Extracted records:
________________________
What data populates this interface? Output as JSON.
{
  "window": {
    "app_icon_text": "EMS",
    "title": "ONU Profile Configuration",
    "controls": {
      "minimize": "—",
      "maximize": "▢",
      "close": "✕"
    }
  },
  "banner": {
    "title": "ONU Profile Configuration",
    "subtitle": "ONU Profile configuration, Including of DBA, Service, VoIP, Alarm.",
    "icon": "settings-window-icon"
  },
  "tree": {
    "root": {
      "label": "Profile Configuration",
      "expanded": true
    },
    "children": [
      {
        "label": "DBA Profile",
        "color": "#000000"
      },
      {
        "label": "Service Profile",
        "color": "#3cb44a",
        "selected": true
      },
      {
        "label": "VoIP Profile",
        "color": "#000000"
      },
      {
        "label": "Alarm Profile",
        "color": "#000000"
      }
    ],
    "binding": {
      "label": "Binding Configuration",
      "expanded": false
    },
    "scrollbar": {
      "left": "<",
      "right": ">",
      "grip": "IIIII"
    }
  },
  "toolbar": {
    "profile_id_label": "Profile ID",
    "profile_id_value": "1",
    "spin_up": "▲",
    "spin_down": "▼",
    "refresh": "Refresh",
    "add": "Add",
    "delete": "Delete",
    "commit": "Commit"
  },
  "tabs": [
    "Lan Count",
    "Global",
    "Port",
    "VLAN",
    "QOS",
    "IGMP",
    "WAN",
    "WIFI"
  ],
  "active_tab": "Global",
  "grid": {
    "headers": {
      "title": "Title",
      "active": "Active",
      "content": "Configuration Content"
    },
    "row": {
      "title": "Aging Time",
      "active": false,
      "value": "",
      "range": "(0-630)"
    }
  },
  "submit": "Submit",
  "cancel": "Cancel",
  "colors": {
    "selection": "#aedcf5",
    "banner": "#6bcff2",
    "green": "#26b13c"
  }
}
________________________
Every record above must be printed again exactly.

What data populates this interface? Output as JSON.
{
  "window": {
    "app_icon_text": "EMS",
    "title": "ONU Profile Configuration",
    "controls": {
      "minimize": "—",
      "maximize": "▢",
      "close": "✕"
    }
  },
  "banner": {
    "title": "ONU Profile Configuration",
    "subtitle": "ONU Profile configuration, Including of DBA, Service, VoIP, Alarm.",
    "icon": "settings-window-icon"
  },
  "tree": {
    "root": {
      "label": "Profile Configuration",
      "expanded": true
    },
    "children": [
      {
        "label": "DBA Profile",
        "color": "#000000"
      },
      {
        "label": "Service Profile",
        "color": "#3cb44a",
        "selected": true
      },
      {
        "label": "VoIP Profile",
        "color": "#000000"
      },
      {
        "label": "Alarm Profile",
        "color": "#000000"
      }
    ],
    "binding": {
      "label": "Binding Configuration",
      "expanded": false
    },
    "scrollbar": {
      "left": "<",
      "right": ">",
      "grip": "IIIII"
    }
  },
  "toolbar": {
    "profile_id_label": "Profile ID",
    "profile_id_value": "1",
    "spin_up": "▲",
    "spin_down": "▼",
    "refresh": "Refresh",
    "add": "Add",
    "delete": "Delete",
    "commit": "Commit"
  },
  "tabs": [
    "Lan Count",
    "Global",
    "Port",
    "VLAN",
    "QOS",
    "IGMP",
    "WAN",
    "WIFI"
  ],
  "active_tab": "Global",
  "grid": {
    "headers": {
      "title": "Title",
      "active": "Active",
      "content": "Configuration Content"
    },
    "row": {
      "title": "Aging Time",
      "active": false,
      "value": "",
      "range": "(0-630)"
    }
  },
  "submit": "Submit",
  "cancel": "Cancel",
  "colors": {
    "selection": "#aedcf5",
    "banner": "#6bcff2",
    "green": "#26b13c"
  }
}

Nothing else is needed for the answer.